-- Input records --
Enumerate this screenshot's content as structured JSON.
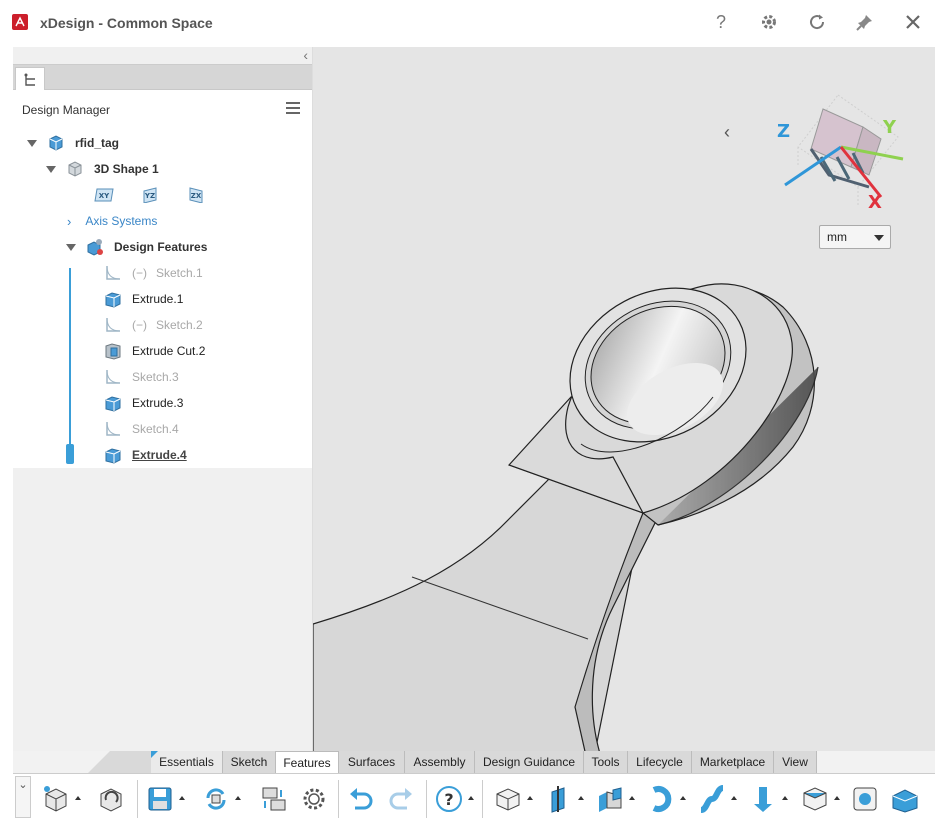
{
  "window": {
    "title": "xDesign - Common Space",
    "buttons": [
      "help",
      "settings",
      "refresh",
      "pin",
      "close"
    ]
  },
  "colors": {
    "accent": "#3a9ed8",
    "brand_red": "#cc1f2b",
    "axis_x": "#e0323d",
    "axis_y": "#8fd14f",
    "axis_z": "#2f96d8"
  },
  "panel": {
    "tab_icon": "tree-icon",
    "header": "Design Manager",
    "tree": {
      "root": "rfid_tag",
      "shape": "3D Shape 1",
      "planes": [
        "XY",
        "YZ",
        "ZX"
      ],
      "axis_systems": "Axis Systems",
      "design_features": "Design Features",
      "features": [
        {
          "label": "Sketch.1",
          "kind": "sketch",
          "suppressed": true
        },
        {
          "label": "Extrude.1",
          "kind": "extrude",
          "suppressed": false
        },
        {
          "label": "Sketch.2",
          "kind": "sketch",
          "suppressed": true
        },
        {
          "label": "Extrude Cut.2",
          "kind": "extrude-cut",
          "suppressed": false
        },
        {
          "label": "Sketch.3",
          "kind": "sketch-hidden",
          "suppressed": false
        },
        {
          "label": "Extrude.3",
          "kind": "extrude",
          "suppressed": false
        },
        {
          "label": "Sketch.4",
          "kind": "sketch-hidden",
          "suppressed": false
        },
        {
          "label": "Extrude.4",
          "kind": "extrude",
          "suppressed": false,
          "current": true
        }
      ],
      "suppressed_prefix": "(−)"
    }
  },
  "viewport": {
    "units": "mm",
    "axes": {
      "x": "X",
      "y": "Y",
      "z": "Z"
    }
  },
  "command_tabs": [
    "Essentials",
    "Sketch",
    "Features",
    "Surfaces",
    "Assembly",
    "Design Guidance",
    "Tools",
    "Lifecycle",
    "Marketplace",
    "View"
  ],
  "active_tab": "Features",
  "toolbar": {
    "tools": [
      "new-part-icon",
      "rebuild-icon",
      "save-icon",
      "sync-icon",
      "replace-icon",
      "gear-icon",
      "undo-icon",
      "redo-icon",
      "help-icon",
      "extrude-icon",
      "plane-icon",
      "boss-icon",
      "revolve-icon",
      "sweep-icon",
      "pull-icon",
      "shell-icon",
      "hole-icon",
      "fillet-icon"
    ]
  }
}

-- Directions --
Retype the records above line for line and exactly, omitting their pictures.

-- Your solution --
Enumerate this screenshot's content as structured JSON.
{
  "window": {
    "title": "xDesign - Common Space",
    "buttons": [
      "help",
      "settings",
      "refresh",
      "pin",
      "close"
    ]
  },
  "colors": {
    "accent": "#3a9ed8",
    "brand_red": "#cc1f2b",
    "axis_x": "#e0323d",
    "axis_y": "#8fd14f",
    "axis_z": "#2f96d8"
  },
  "panel": {
    "tab_icon": "tree-icon",
    "header": "Design Manager",
    "tree": {
      "root": "rfid_tag",
      "shape": "3D Shape 1",
      "planes": [
        "XY",
        "YZ",
        "ZX"
      ],
      "axis_systems": "Axis Systems",
      "design_features": "Design Features",
      "features": [
        {
          "label": "Sketch.1",
          "kind": "sketch",
          "suppressed": true
        },
        {
          "label": "Extrude.1",
          "kind": "extrude",
          "suppressed": false
        },
        {
          "label": "Sketch.2",
          "kind": "sketch",
          "suppressed": true
        },
        {
          "label": "Extrude Cut.2",
          "kind": "extrude-cut",
          "suppressed": false
        },
        {
          "label": "Sketch.3",
          "kind": "sketch-hidden",
          "suppressed": false
        },
        {
          "label": "Extrude.3",
          "kind": "extrude",
          "suppressed": false
        },
        {
          "label": "Sketch.4",
          "kind": "sketch-hidden",
          "suppressed": false
        },
        {
          "label": "Extrude.4",
          "kind": "extrude",
          "suppressed": false,
          "current": true
        }
      ],
      "suppressed_prefix": "(−)"
    }
  },
  "viewport": {
    "units": "mm",
    "axes": {
      "x": "X",
      "y": "Y",
      "z": "Z"
    }
  },
  "command_tabs": [
    "Essentials",
    "Sketch",
    "Features",
    "Surfaces",
    "Assembly",
    "Design Guidance",
    "Tools",
    "Lifecycle",
    "Marketplace",
    "View"
  ],
  "active_tab": "Features",
  "toolbar": {
    "tools": [
      "new-part-icon",
      "rebuild-icon",
      "save-icon",
      "sync-icon",
      "replace-icon",
      "gear-icon",
      "undo-icon",
      "redo-icon",
      "help-icon",
      "extrude-icon",
      "plane-icon",
      "boss-icon",
      "revolve-icon",
      "sweep-icon",
      "pull-icon",
      "shell-icon",
      "hole-icon",
      "fillet-icon"
    ]
  }
}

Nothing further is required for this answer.